* What you will do: Give the data below again exactly, and drop each picture from it.

Entries from a dataset of interfaces:
◆ ◆ ◆ ◆ ◆ ◆ ◆

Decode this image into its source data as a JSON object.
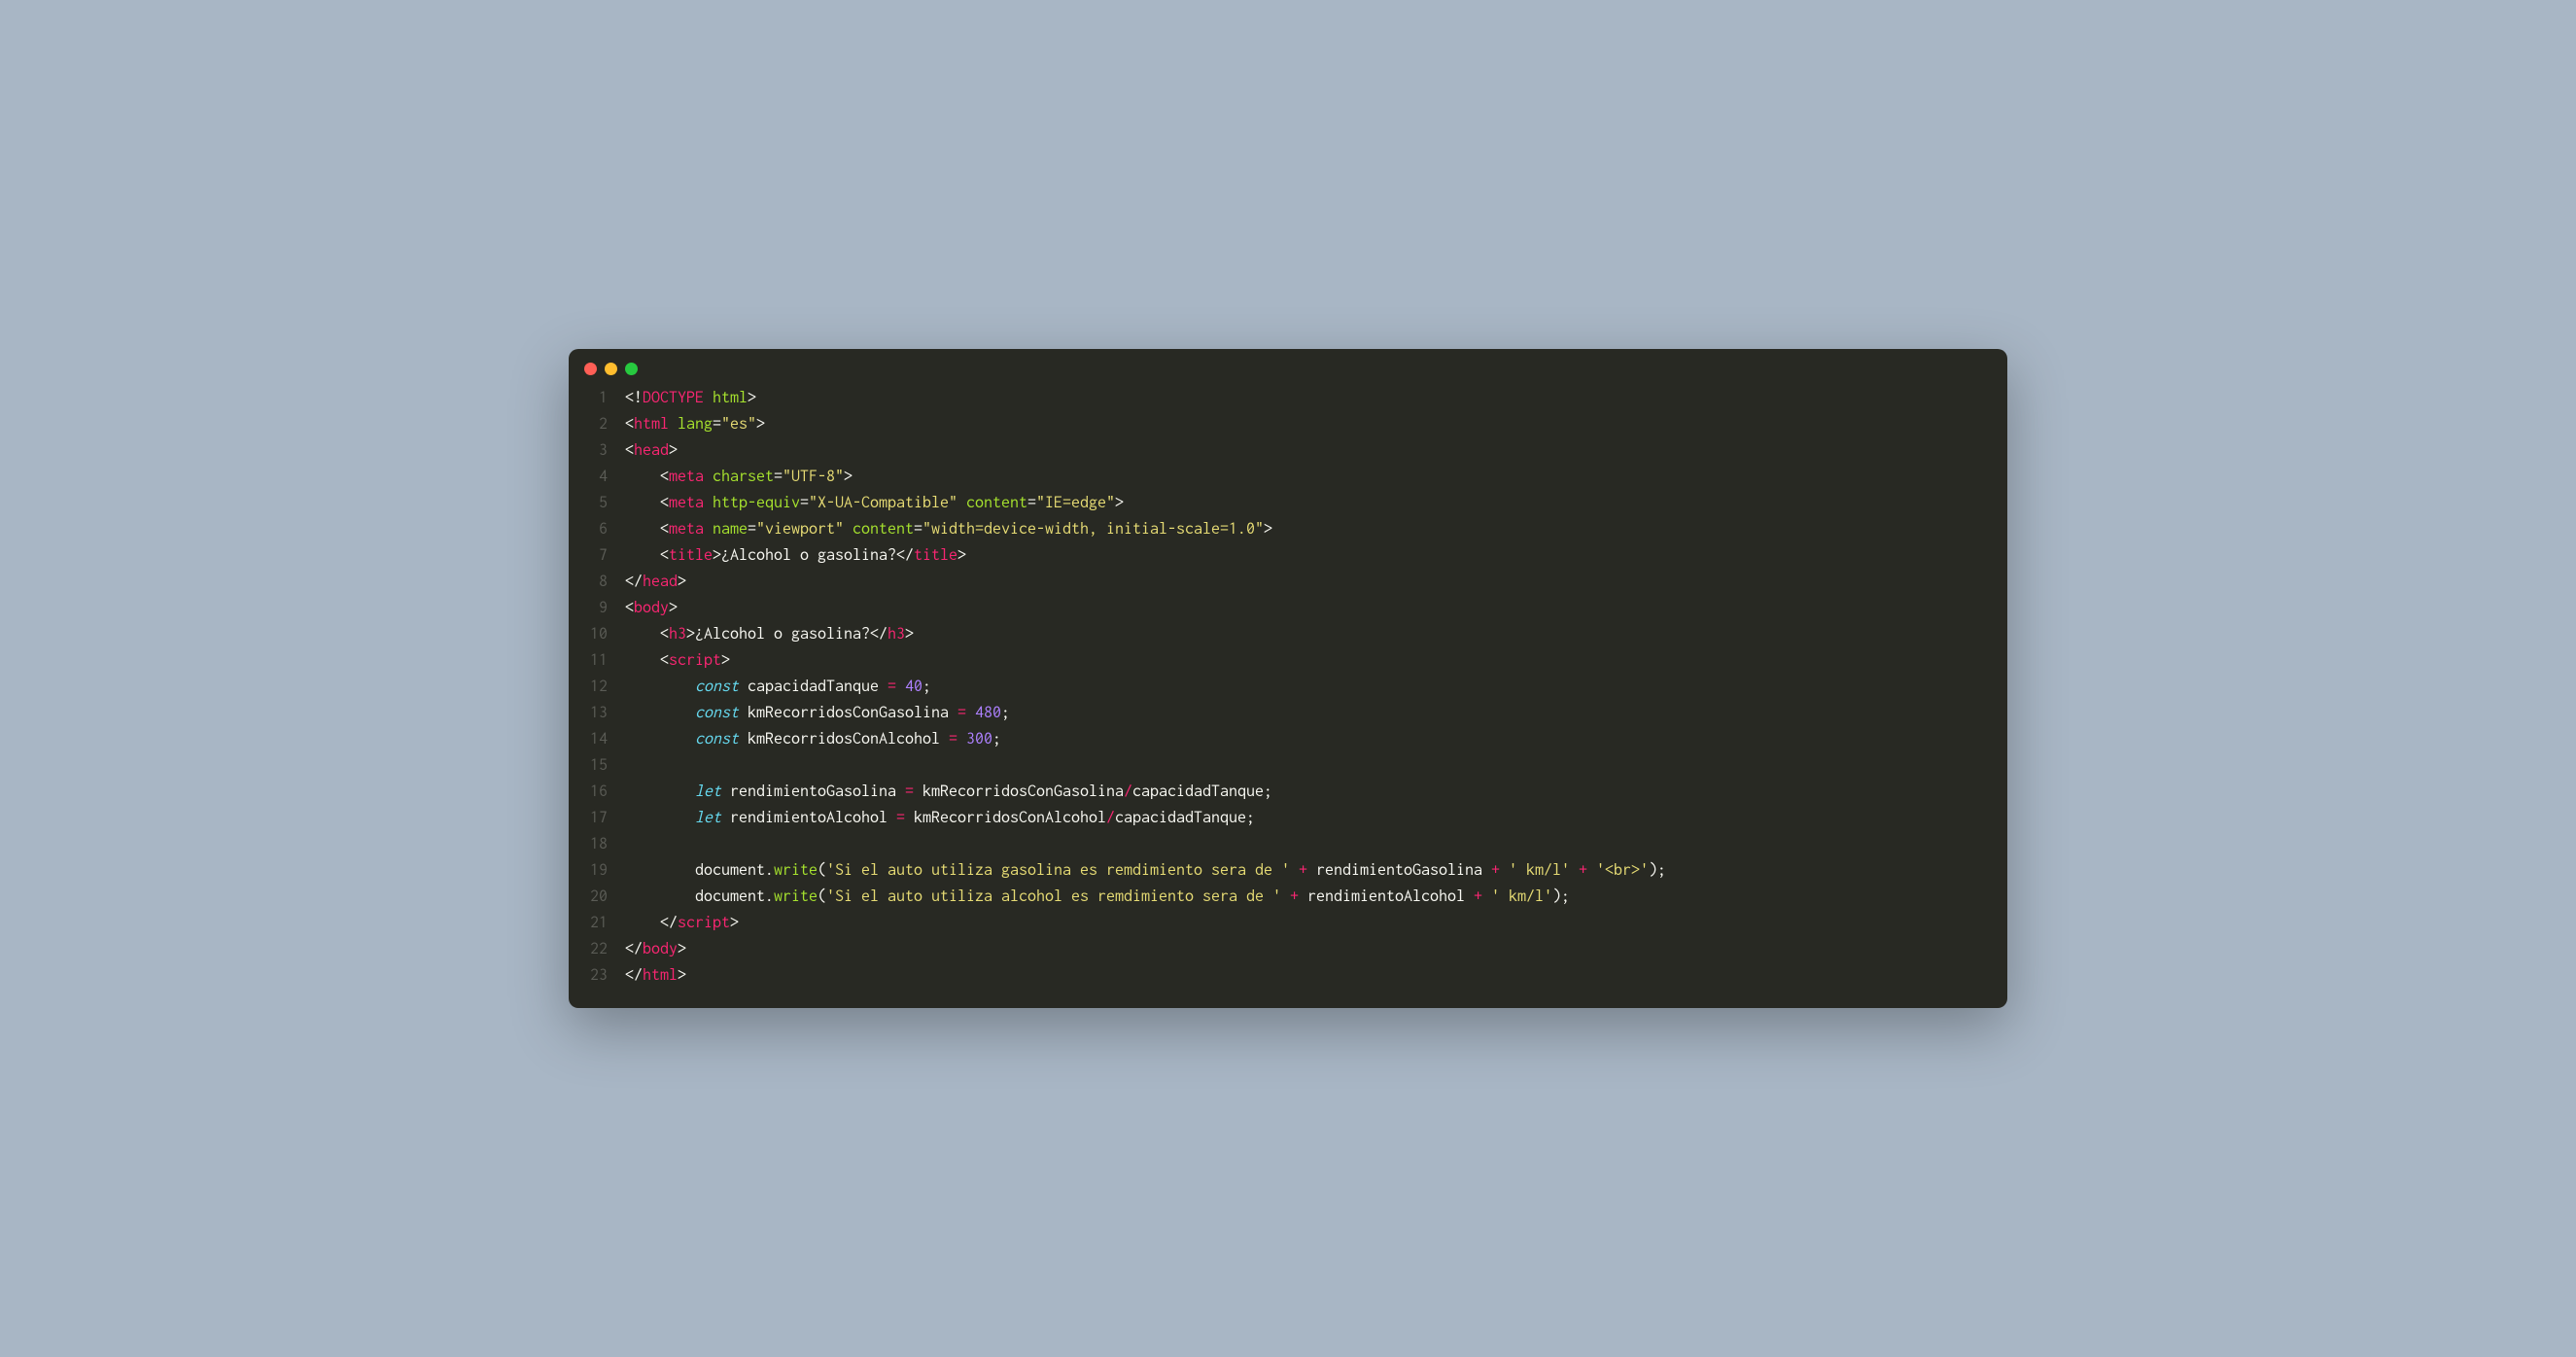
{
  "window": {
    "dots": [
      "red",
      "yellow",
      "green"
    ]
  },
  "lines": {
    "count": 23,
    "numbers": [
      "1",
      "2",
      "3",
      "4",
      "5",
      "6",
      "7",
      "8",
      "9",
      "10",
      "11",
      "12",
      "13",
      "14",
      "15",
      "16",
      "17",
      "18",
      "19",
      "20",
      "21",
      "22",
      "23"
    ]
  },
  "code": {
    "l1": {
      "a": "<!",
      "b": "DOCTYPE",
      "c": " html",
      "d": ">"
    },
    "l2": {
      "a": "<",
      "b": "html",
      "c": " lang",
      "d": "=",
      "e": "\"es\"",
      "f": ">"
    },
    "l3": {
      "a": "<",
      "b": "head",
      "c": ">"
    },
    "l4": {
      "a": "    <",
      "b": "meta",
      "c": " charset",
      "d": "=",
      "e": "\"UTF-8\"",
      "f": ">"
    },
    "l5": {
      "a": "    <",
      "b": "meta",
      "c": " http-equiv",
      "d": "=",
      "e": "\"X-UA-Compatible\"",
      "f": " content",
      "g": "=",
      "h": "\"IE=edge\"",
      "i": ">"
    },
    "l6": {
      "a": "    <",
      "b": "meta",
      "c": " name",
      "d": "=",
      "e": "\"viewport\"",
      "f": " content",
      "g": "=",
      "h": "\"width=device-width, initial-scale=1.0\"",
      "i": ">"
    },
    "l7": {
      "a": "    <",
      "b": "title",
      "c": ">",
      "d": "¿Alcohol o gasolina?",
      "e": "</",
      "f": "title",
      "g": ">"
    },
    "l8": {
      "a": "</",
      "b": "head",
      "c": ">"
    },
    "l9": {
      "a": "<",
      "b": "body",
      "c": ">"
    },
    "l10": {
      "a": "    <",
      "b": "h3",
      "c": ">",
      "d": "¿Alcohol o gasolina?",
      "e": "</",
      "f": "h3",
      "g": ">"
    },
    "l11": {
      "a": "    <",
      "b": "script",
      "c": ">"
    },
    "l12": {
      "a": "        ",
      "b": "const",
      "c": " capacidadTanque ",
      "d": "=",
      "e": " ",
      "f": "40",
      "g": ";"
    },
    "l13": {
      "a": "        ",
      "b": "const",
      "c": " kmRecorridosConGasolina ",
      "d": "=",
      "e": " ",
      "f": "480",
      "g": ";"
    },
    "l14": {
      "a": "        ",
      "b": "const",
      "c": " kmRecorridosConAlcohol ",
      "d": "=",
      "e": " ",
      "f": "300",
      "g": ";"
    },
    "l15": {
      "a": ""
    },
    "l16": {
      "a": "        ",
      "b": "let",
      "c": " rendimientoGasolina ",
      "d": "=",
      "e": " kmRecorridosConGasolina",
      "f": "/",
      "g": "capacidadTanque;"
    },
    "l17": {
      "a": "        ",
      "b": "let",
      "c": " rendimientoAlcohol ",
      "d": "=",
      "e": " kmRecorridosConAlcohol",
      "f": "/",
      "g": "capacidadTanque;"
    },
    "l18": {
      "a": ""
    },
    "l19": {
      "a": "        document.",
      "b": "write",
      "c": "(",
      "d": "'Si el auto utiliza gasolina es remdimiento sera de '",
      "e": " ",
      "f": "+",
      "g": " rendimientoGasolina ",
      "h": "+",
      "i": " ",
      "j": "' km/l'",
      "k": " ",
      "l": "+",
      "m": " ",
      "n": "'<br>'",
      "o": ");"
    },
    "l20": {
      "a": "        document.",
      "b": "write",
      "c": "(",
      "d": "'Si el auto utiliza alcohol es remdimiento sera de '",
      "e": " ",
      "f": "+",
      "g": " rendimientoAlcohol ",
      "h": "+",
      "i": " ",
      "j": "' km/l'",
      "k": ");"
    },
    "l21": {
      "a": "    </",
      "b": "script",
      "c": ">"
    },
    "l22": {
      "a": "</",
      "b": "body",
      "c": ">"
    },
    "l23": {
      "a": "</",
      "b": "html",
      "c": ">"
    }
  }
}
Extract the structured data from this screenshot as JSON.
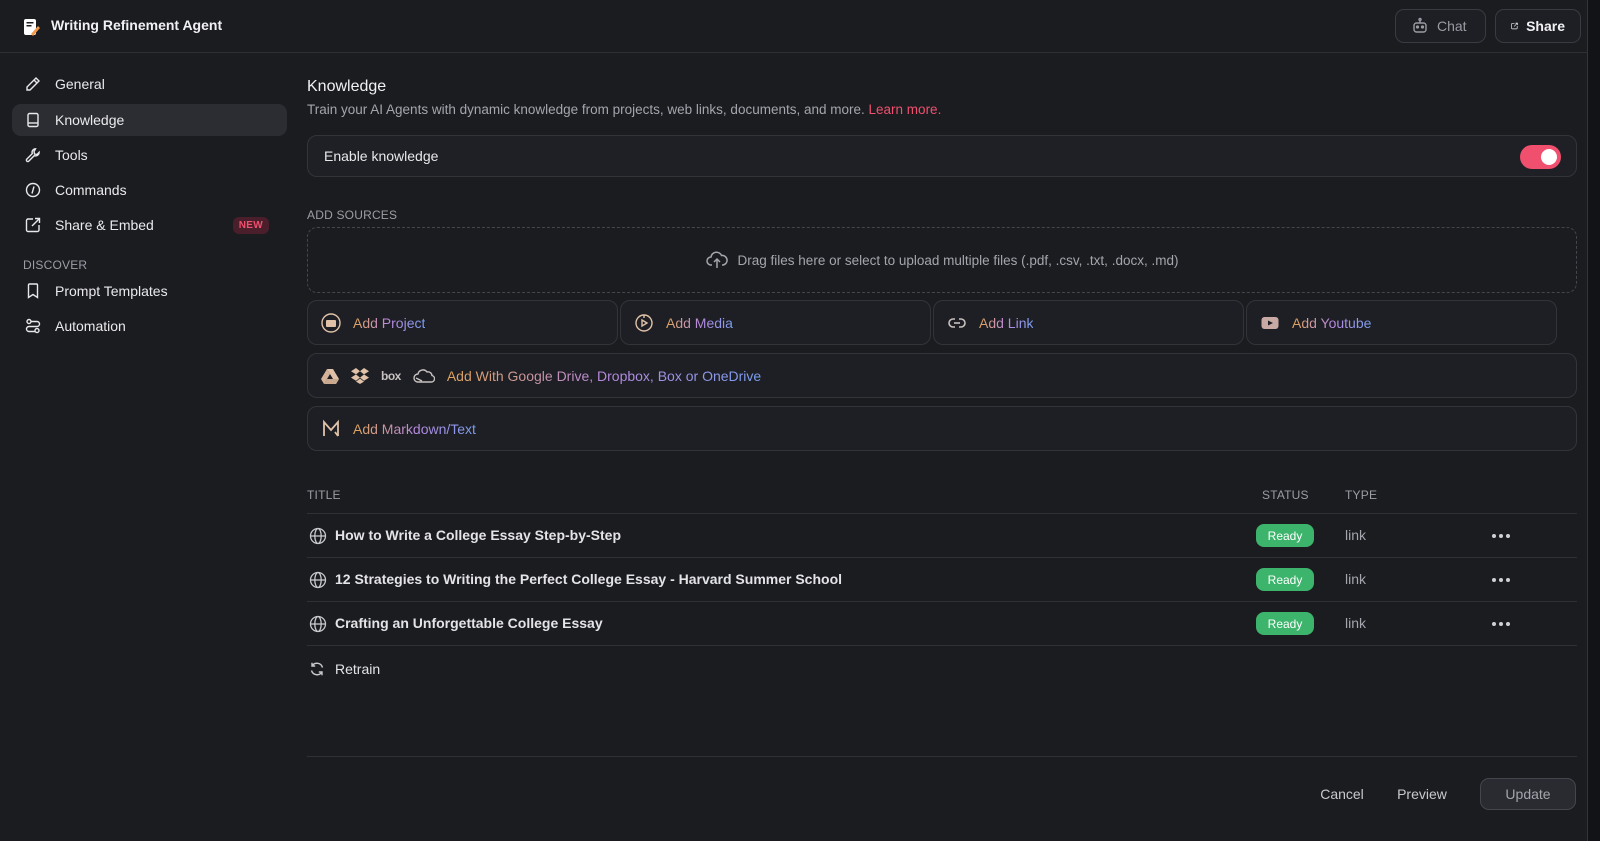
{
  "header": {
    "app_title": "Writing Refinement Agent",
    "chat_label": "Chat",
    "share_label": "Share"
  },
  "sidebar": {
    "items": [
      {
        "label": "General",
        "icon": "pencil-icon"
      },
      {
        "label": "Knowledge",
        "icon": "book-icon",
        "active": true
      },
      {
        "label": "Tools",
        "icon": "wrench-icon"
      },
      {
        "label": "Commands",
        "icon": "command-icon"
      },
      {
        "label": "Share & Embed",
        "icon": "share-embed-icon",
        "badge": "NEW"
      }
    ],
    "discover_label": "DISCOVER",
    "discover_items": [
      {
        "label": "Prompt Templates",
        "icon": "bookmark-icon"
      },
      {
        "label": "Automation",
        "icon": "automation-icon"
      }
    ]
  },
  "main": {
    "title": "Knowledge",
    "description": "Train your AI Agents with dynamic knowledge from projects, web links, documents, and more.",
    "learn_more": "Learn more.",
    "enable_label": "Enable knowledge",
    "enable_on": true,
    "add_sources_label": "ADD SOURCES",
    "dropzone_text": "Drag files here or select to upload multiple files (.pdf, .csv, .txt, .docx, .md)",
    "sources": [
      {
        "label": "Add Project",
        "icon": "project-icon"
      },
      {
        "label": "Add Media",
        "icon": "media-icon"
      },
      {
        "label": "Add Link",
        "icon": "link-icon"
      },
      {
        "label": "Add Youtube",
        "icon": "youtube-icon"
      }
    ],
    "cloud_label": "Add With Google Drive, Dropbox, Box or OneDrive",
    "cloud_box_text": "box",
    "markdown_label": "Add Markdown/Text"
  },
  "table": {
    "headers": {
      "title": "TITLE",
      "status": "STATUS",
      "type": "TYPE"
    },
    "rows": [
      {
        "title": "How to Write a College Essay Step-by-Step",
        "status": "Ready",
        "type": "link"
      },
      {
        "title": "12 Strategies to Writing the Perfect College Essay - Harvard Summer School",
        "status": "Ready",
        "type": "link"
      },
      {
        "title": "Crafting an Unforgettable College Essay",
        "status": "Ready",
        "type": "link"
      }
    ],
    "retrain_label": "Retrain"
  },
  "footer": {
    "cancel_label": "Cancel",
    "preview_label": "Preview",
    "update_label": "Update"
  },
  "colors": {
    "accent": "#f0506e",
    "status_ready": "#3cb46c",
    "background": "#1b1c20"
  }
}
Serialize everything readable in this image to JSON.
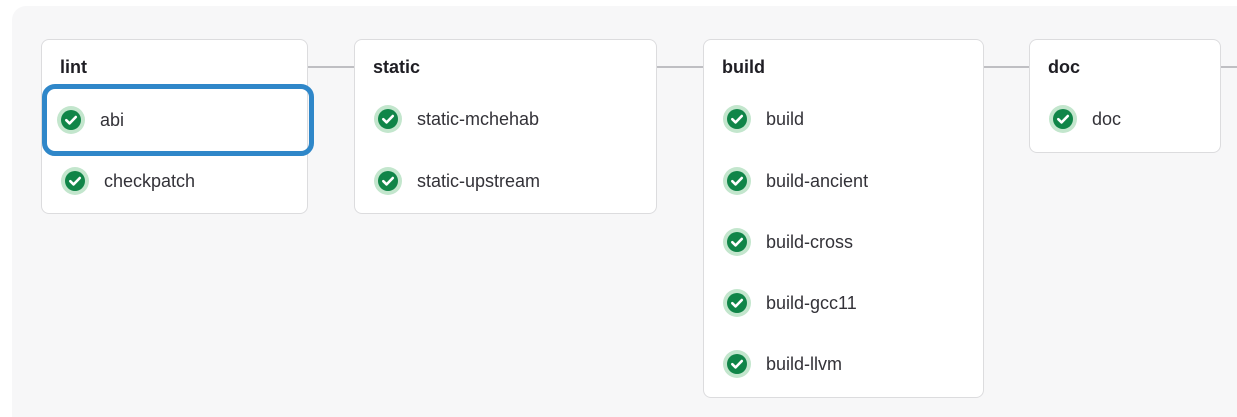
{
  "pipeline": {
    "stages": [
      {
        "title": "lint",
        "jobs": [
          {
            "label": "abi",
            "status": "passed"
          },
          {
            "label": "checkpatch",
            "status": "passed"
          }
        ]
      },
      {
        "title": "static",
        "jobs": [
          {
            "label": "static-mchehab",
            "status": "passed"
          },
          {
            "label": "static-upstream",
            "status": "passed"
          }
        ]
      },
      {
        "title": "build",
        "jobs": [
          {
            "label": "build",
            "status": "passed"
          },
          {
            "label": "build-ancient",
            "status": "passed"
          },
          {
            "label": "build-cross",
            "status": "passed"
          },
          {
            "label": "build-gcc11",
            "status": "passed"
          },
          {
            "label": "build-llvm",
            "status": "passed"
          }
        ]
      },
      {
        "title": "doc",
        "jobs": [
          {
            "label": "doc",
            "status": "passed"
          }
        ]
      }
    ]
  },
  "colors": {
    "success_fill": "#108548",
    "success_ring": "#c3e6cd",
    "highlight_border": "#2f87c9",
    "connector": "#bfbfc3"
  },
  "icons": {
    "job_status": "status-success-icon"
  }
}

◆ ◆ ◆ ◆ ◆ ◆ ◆

* Output of the task:
Decode this image into its source data as a JSON object.
{
  "window": {
    "dots": [
      "red",
      "yellow",
      "green"
    ]
  },
  "lines": {
    "count": 23,
    "numbers": [
      "1",
      "2",
      "3",
      "4",
      "5",
      "6",
      "7",
      "8",
      "9",
      "10",
      "11",
      "12",
      "13",
      "14",
      "15",
      "16",
      "17",
      "18",
      "19",
      "20",
      "21",
      "22",
      "23"
    ]
  },
  "code": {
    "l1": {
      "a": "<!",
      "b": "DOCTYPE",
      "c": " html",
      "d": ">"
    },
    "l2": {
      "a": "<",
      "b": "html",
      "c": " lang",
      "d": "=",
      "e": "\"es\"",
      "f": ">"
    },
    "l3": {
      "a": "<",
      "b": "head",
      "c": ">"
    },
    "l4": {
      "a": "    <",
      "b": "meta",
      "c": " charset",
      "d": "=",
      "e": "\"UTF-8\"",
      "f": ">"
    },
    "l5": {
      "a": "    <",
      "b": "meta",
      "c": " http-equiv",
      "d": "=",
      "e": "\"X-UA-Compatible\"",
      "f": " content",
      "g": "=",
      "h": "\"IE=edge\"",
      "i": ">"
    },
    "l6": {
      "a": "    <",
      "b": "meta",
      "c": " name",
      "d": "=",
      "e": "\"viewport\"",
      "f": " content",
      "g": "=",
      "h": "\"width=device-width, initial-scale=1.0\"",
      "i": ">"
    },
    "l7": {
      "a": "    <",
      "b": "title",
      "c": ">",
      "d": "¿Alcohol o gasolina?",
      "e": "</",
      "f": "title",
      "g": ">"
    },
    "l8": {
      "a": "</",
      "b": "head",
      "c": ">"
    },
    "l9": {
      "a": "<",
      "b": "body",
      "c": ">"
    },
    "l10": {
      "a": "    <",
      "b": "h3",
      "c": ">",
      "d": "¿Alcohol o gasolina?",
      "e": "</",
      "f": "h3",
      "g": ">"
    },
    "l11": {
      "a": "    <",
      "b": "script",
      "c": ">"
    },
    "l12": {
      "a": "        ",
      "b": "const",
      "c": " capacidadTanque ",
      "d": "=",
      "e": " ",
      "f": "40",
      "g": ";"
    },
    "l13": {
      "a": "        ",
      "b": "const",
      "c": " kmRecorridosConGasolina ",
      "d": "=",
      "e": " ",
      "f": "480",
      "g": ";"
    },
    "l14": {
      "a": "        ",
      "b": "const",
      "c": " kmRecorridosConAlcohol ",
      "d": "=",
      "e": " ",
      "f": "300",
      "g": ";"
    },
    "l15": {
      "a": ""
    },
    "l16": {
      "a": "        ",
      "b": "let",
      "c": " rendimientoGasolina ",
      "d": "=",
      "e": " kmRecorridosConGasolina",
      "f": "/",
      "g": "capacidadTanque;"
    },
    "l17": {
      "a": "        ",
      "b": "let",
      "c": " rendimientoAlcohol ",
      "d": "=",
      "e": " kmRecorridosConAlcohol",
      "f": "/",
      "g": "capacidadTanque;"
    },
    "l18": {
      "a": ""
    },
    "l19": {
      "a": "        document.",
      "b": "write",
      "c": "(",
      "d": "'Si el auto utiliza gasolina es remdimiento sera de '",
      "e": " ",
      "f": "+",
      "g": " rendimientoGasolina ",
      "h": "+",
      "i": " ",
      "j": "' km/l'",
      "k": " ",
      "l": "+",
      "m": " ",
      "n": "'<br>'",
      "o": ");"
    },
    "l20": {
      "a": "        document.",
      "b": "write",
      "c": "(",
      "d": "'Si el auto utiliza alcohol es remdimiento sera de '",
      "e": " ",
      "f": "+",
      "g": " rendimientoAlcohol ",
      "h": "+",
      "i": " ",
      "j": "' km/l'",
      "k": ");"
    },
    "l21": {
      "a": "    </",
      "b": "script",
      "c": ">"
    },
    "l22": {
      "a": "</",
      "b": "body",
      "c": ">"
    },
    "l23": {
      "a": "</",
      "b": "html",
      "c": ">"
    }
  }
}
Extract the structured data from this screenshot as JSON.
{
  "header": {
    "app_title": "Writing Refinement Agent",
    "chat_label": "Chat",
    "share_label": "Share"
  },
  "sidebar": {
    "items": [
      {
        "label": "General",
        "icon": "pencil-icon"
      },
      {
        "label": "Knowledge",
        "icon": "book-icon",
        "active": true
      },
      {
        "label": "Tools",
        "icon": "wrench-icon"
      },
      {
        "label": "Commands",
        "icon": "command-icon"
      },
      {
        "label": "Share & Embed",
        "icon": "share-embed-icon",
        "badge": "NEW"
      }
    ],
    "discover_label": "DISCOVER",
    "discover_items": [
      {
        "label": "Prompt Templates",
        "icon": "bookmark-icon"
      },
      {
        "label": "Automation",
        "icon": "automation-icon"
      }
    ]
  },
  "main": {
    "title": "Knowledge",
    "description": "Train your AI Agents with dynamic knowledge from projects, web links, documents, and more.",
    "learn_more": "Learn more.",
    "enable_label": "Enable knowledge",
    "enable_on": true,
    "add_sources_label": "ADD SOURCES",
    "dropzone_text": "Drag files here or select to upload multiple files (.pdf, .csv, .txt, .docx, .md)",
    "sources": [
      {
        "label": "Add Project",
        "icon": "project-icon"
      },
      {
        "label": "Add Media",
        "icon": "media-icon"
      },
      {
        "label": "Add Link",
        "icon": "link-icon"
      },
      {
        "label": "Add Youtube",
        "icon": "youtube-icon"
      }
    ],
    "cloud_label": "Add With Google Drive, Dropbox, Box or OneDrive",
    "cloud_box_text": "box",
    "markdown_label": "Add Markdown/Text"
  },
  "table": {
    "headers": {
      "title": "TITLE",
      "status": "STATUS",
      "type": "TYPE"
    },
    "rows": [
      {
        "title": "How to Write a College Essay Step-by-Step",
        "status": "Ready",
        "type": "link"
      },
      {
        "title": "12 Strategies to Writing the Perfect College Essay - Harvard Summer School",
        "status": "Ready",
        "type": "link"
      },
      {
        "title": "Crafting an Unforgettable College Essay",
        "status": "Ready",
        "type": "link"
      }
    ],
    "retrain_label": "Retrain"
  },
  "footer": {
    "cancel_label": "Cancel",
    "preview_label": "Preview",
    "update_label": "Update"
  },
  "colors": {
    "accent": "#f0506e",
    "status_ready": "#3cb46c",
    "background": "#1b1c20"
  }
}
Serialize everything readable in this image to JSON.
{
  "pipeline": {
    "stages": [
      {
        "title": "lint",
        "jobs": [
          {
            "label": "abi",
            "status": "passed"
          },
          {
            "label": "checkpatch",
            "status": "passed"
          }
        ]
      },
      {
        "title": "static",
        "jobs": [
          {
            "label": "static-mchehab",
            "status": "passed"
          },
          {
            "label": "static-upstream",
            "status": "passed"
          }
        ]
      },
      {
        "title": "build",
        "jobs": [
          {
            "label": "build",
            "status": "passed"
          },
          {
            "label": "build-ancient",
            "status": "passed"
          },
          {
            "label": "build-cross",
            "status": "passed"
          },
          {
            "label": "build-gcc11",
            "status": "passed"
          },
          {
            "label": "build-llvm",
            "status": "passed"
          }
        ]
      },
      {
        "title": "doc",
        "jobs": [
          {
            "label": "doc",
            "status": "passed"
          }
        ]
      }
    ]
  },
  "colors": {
    "success_fill": "#108548",
    "success_ring": "#c3e6cd",
    "highlight_border": "#2f87c9",
    "connector": "#bfbfc3"
  },
  "icons": {
    "job_status": "status-success-icon"
  }
}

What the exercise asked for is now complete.